Shadowvision: “THE WICKER MAN” (1973)Columns,Fearful Features,Movies/TV,News Ken W. Hanley
Welcome to Shadowvision, a regular column in which Fangoria.com revisits modern horror films in black and white. The purpose is to analyze these films through a new lens, seeing if the classically informed viewing experience will give a new angle to familiar images. If you’d like to watch along at home, it’s simple: go into your TV settings and desaturate the picture completely, then adjust the contrast and brightness to fit either standard or high definition.
As this column has soldiered on throughout the year, I’ve turned my attention to more colorful titles for re-examination. After all, as great as it is to choose films that are suited for black-and-white, sometimes it’s a more fascinating venture to roll the dice. To that point, by removing color from a film so dependent on that element, the viewer has the opportunity to see the film in an entirely new light.

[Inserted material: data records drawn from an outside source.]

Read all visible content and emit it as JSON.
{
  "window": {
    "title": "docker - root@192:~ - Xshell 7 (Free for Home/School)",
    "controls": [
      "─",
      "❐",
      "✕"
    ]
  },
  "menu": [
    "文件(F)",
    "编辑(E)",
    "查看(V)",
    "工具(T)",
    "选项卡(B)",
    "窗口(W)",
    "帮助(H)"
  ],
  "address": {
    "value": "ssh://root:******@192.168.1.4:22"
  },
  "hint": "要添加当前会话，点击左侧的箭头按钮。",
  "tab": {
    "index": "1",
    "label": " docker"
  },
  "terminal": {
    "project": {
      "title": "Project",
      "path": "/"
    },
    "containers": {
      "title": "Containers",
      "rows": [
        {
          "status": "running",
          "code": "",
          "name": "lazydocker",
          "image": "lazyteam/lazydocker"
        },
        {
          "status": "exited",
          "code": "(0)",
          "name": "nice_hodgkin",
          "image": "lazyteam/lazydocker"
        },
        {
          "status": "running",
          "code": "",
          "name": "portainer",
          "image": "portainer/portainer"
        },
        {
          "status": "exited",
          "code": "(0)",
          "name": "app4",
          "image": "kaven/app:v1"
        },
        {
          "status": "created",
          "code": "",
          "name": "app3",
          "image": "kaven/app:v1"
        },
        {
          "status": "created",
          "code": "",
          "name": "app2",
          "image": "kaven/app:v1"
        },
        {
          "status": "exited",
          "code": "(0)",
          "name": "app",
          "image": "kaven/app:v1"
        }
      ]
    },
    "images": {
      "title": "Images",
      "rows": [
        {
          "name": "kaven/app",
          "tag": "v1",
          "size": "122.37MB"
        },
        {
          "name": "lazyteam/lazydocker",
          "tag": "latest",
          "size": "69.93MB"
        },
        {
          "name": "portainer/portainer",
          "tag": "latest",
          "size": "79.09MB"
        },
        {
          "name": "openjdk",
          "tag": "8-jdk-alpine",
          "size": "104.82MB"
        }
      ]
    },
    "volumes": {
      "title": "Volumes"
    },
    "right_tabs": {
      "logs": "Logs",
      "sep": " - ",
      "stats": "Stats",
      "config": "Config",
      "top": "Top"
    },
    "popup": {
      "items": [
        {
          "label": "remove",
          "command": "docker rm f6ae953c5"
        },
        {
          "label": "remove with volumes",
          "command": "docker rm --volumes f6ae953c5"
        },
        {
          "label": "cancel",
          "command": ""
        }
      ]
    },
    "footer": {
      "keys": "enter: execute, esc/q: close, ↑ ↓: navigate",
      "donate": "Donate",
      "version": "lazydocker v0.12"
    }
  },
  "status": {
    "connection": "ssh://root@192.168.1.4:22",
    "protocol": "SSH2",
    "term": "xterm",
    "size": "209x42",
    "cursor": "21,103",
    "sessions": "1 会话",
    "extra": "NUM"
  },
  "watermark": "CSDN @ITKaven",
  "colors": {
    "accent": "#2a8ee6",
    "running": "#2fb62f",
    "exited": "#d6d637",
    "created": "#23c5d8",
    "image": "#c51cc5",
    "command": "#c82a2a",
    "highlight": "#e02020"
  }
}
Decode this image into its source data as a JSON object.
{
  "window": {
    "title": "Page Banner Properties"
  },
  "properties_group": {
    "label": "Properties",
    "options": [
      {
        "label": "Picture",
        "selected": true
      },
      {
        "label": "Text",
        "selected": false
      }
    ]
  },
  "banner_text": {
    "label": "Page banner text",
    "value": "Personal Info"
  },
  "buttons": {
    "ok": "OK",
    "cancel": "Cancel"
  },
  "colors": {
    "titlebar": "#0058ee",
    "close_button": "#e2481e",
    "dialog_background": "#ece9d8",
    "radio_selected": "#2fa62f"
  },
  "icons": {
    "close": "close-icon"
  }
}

It’s this reason exactly why I’ve revisited THE WICKER MAN (1973), a festive cult classic so atmospherically reliant on its unique and surreal color palette, in black-and-white. After all, the subtle chills and the foreboding hints at its shocking end are often reliant on the various colorful flourishes in the art design. Most importantly, THE WICKER MAN has a very unique composition, crafted between the age of grandiose classics and quieter contemporary horror.
On the technical side of things, THE WICKER MAN is best approached with minor changes. Considering much of the film takes place outside or with incredibly soft lighting, there only needs to be small adjustments to the contrast. Likewise, your default brightness needs virtually no change, although standard definition televisions may need it increases slightly to compensate for the few night sequences.
As expected, the black-and-white version of THE WICKER MAN carries a much different experience. Visually, it feels much closer to its European horror brethren in black-and-white, as if it was a more jovial and less surreal version of Roman Polanski’s REPULSION. And in terms of the horror, THE WICKER MAN does feel a bit scarier, as the foreboding nature of Summerisle’s citizens is much more apparent, especially once your focus turns to their physical mannerisms as opposed to their vibrant garb.
While the difference is stark, that does not make it a better experience. THE WICKER MAN loses much from the monochrome presentation. Black-and-white rarely suits the tone, as the musical numbers and wordplay don’t quite carry the same peculiarity. The impressive art design feels less cohesive when robbed of color, instead coming across flat and unremarkable, which is frankly a shame. Above all, the cinematography from Harry Waxman is often far too bright to present any striking shadows, rendering much of the translation visually null.
Of course, those who know Waxman’s work knows the cinematographer had shot horror films in the past; perhaps it’s the nature of the film (which doesn’t reveal it’s explicit connection to the genre until the third act) that keeps the visuals so uncomplimentary to black-and-white. Yet this could also be attributed to first-time director Robin Hardy’s lack of technical experience, as the film visually consists of basic, static camerawork and several zoom shots mostly. And the score from Paul Giovanni is quite experimental in nature, which also doesn’t gel to the black-and-white experience.
If there’s any saving grace to THE WICKER MAN in black-and-white, it may be that it does somewhat enhance the performances. Edward Woodward seems as if he was ripped out of a ‘50s detective film, delivering his lines with stern confidence and self-righteousness. Alternately, Britt Ekland’s performance feels closer to a bubbly spin on the femme fatale, dropping clues and temptations all the way through to the frightening finale. And Christopher Lee’s Lord Summerisle feels closer to the zealots of classic horror, with his pagan rhetoric reflecting the jargon of past genre villains.
While there is an interesting new angle to THE WICKER MAN in black-and-white, it’s certainly too detrimental to the film to warrant a recommendation. THE WICKER MAN is too inherently tied to its art design and tone, much of which is lost or altered completely when viewed in monochrome.
Recommended for Black and White Consumption?: No.